LEAF celebrated R v Butler as a win for women’s rights, at the time not realizing the futility of the “reasonable exceptions”, stating that “...if true equality between male and female is to be achieved, we cannot ignore the threat to equality resulting from exposure to audiences of certain types of violent and degrading materials. Materials portraying women as a class worthy of sexual exploitation and abuse have a negative impact on the individual's sense of self-worth and acceptance.” They saw the decision of R v Butler as the perfect compromise between expression and limiting what they saw as the harmful aspects of pornography “LEAF believes that this law, if appropriately applied [emphasis added], will prohibit pornography’s most harmful forms, that is, those that combine sex with violence, degradation or the depiction of children. It should also curb state repression of books, videos, images and art historically deemed morally ‘indecent’ or ‘disgusting’ by a heterosexist society.” While R v Butler may have protected certain works from obscenity charges, it would be laughable to claim that the law has been able to “prohibit pornography’s most harmful forms”, the internet is full of violent, degrading and disturbing pornography and there have been no attempts to stop it or punish those who produce and distribute it. When it comes to prosecuting pornography it seems there are no “reasonable exceptions”.

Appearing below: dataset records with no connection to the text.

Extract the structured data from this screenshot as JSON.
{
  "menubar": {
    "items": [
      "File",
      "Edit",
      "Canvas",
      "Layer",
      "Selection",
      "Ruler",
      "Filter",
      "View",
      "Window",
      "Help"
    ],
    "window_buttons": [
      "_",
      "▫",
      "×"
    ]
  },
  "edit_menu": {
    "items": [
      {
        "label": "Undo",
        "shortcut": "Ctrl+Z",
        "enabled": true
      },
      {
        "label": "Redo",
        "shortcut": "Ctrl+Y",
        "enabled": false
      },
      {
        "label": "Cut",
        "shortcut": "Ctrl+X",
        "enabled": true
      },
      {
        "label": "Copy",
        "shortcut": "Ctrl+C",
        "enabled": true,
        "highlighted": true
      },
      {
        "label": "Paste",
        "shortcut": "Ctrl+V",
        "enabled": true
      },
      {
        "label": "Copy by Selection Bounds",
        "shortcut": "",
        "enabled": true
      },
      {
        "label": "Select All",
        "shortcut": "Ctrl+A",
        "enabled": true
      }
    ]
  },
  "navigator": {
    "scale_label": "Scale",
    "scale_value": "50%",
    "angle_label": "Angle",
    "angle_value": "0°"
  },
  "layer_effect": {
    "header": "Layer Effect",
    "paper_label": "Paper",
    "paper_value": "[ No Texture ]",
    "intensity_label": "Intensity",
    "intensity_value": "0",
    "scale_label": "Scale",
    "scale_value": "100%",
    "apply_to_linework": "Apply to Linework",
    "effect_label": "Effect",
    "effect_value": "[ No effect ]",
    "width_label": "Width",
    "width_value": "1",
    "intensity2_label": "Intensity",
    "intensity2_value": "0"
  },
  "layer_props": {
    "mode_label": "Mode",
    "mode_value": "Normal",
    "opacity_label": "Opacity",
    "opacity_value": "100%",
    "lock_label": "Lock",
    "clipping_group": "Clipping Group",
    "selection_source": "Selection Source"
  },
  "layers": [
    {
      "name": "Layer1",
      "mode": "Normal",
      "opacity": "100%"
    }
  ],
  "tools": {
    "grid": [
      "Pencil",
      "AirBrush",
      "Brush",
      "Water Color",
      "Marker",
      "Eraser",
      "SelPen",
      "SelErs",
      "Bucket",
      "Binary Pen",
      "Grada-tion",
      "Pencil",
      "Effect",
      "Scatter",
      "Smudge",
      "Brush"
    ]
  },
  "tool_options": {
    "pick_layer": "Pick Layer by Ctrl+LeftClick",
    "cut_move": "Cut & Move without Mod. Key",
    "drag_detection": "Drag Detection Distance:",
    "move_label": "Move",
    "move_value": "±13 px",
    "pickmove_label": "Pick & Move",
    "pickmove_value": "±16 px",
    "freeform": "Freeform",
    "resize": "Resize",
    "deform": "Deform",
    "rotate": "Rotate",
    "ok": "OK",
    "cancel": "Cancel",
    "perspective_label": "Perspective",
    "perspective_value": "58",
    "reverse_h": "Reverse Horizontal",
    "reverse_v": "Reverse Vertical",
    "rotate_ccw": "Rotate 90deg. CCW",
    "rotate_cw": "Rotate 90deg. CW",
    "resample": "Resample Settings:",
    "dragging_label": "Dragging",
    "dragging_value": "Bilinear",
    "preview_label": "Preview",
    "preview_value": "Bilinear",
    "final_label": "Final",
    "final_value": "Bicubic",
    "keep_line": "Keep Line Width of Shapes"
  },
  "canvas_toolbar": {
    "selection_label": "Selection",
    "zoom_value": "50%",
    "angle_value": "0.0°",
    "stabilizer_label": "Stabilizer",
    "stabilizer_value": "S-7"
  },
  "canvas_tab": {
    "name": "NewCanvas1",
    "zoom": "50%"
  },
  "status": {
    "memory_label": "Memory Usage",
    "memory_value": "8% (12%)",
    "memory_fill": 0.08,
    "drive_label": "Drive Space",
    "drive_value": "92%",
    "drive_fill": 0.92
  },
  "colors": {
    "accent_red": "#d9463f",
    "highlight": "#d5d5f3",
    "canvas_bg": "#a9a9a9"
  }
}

The apathy forced on our law enforcement by the courts has led to anyone of any age having access to a deluge of harmful materials with relative ease. Short of withholding access from the internet in its entirety, parents have no reasonable recourse to protect their children when pornography can be found in nearly every corner of the internet without any barriers and often without any warning. One shouldn’t have to be a tech guru to protect their pre-adolescent children from the perversions and violence thought up by California’s most warped minds. Knowing the role pornography plays in the lives of children, we must ask ourselves how this will shape them and their views of society, sex and women as a whole. This will be explored in the third and final part of The Pandemic of Pornography.